*** Opening of Data extract ***

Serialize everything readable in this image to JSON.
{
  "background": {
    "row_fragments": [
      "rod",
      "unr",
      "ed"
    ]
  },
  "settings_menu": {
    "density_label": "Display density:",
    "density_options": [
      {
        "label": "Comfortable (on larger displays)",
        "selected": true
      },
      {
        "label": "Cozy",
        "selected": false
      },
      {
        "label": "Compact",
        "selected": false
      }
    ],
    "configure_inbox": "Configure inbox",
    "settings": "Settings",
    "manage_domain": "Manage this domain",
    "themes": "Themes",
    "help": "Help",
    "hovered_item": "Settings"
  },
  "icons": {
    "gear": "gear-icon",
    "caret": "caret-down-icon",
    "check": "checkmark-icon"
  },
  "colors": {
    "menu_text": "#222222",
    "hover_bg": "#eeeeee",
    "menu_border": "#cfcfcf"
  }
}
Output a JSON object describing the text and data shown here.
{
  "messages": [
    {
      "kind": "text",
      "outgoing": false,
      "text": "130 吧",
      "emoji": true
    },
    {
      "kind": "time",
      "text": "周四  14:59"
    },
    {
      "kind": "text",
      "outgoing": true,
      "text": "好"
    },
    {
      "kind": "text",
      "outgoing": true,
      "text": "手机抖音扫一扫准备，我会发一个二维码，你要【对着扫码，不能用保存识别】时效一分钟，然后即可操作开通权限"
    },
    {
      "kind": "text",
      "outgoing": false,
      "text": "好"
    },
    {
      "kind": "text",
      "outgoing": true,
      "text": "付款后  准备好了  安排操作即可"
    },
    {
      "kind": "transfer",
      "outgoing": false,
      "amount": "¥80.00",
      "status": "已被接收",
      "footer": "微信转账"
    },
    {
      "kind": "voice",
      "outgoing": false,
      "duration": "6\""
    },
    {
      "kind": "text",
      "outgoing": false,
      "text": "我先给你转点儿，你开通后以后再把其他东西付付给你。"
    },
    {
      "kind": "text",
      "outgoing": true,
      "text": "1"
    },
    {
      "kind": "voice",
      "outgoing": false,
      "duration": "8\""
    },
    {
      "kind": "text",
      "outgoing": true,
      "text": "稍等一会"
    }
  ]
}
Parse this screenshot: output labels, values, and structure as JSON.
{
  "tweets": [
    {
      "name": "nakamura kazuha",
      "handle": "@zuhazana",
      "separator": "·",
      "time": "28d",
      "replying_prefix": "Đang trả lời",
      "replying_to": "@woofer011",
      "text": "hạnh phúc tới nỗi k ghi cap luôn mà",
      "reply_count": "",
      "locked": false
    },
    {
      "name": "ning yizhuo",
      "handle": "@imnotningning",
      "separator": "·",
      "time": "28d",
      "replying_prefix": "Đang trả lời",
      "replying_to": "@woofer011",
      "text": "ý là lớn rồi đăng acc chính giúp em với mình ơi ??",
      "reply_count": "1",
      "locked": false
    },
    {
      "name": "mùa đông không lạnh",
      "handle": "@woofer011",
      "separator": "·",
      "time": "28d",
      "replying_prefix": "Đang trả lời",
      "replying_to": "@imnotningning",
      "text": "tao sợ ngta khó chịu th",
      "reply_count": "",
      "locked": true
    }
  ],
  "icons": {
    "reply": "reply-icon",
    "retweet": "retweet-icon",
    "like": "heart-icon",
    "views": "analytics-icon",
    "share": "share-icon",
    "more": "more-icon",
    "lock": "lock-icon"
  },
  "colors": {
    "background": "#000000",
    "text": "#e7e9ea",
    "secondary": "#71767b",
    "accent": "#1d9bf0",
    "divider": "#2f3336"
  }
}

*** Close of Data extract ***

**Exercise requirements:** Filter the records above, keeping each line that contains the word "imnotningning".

**Task solution:**
      "handle": "@imnotningning",
      "replying_to": "@imnotningning",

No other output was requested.